[Stored data]

━━━

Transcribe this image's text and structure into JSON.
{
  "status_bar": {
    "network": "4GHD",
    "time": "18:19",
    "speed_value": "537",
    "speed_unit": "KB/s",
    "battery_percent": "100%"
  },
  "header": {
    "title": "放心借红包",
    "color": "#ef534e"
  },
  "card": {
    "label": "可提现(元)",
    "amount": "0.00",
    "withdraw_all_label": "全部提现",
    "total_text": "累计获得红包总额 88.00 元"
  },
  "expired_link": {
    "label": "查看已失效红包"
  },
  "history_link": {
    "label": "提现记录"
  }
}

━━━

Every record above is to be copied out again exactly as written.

Transcribe this image's text and structure into JSON.
{
  "status_bar": {
    "network": "4GHD",
    "time": "18:19",
    "speed_value": "537",
    "speed_unit": "KB/s",
    "battery_percent": "100%"
  },
  "header": {
    "title": "放心借红包",
    "color": "#ef534e"
  },
  "card": {
    "label": "可提现(元)",
    "amount": "0.00",
    "withdraw_all_label": "全部提现",
    "total_text": "累计获得红包总额 88.00 元"
  },
  "expired_link": {
    "label": "查看已失效红包"
  },
  "history_link": {
    "label": "提现记录"
  }
}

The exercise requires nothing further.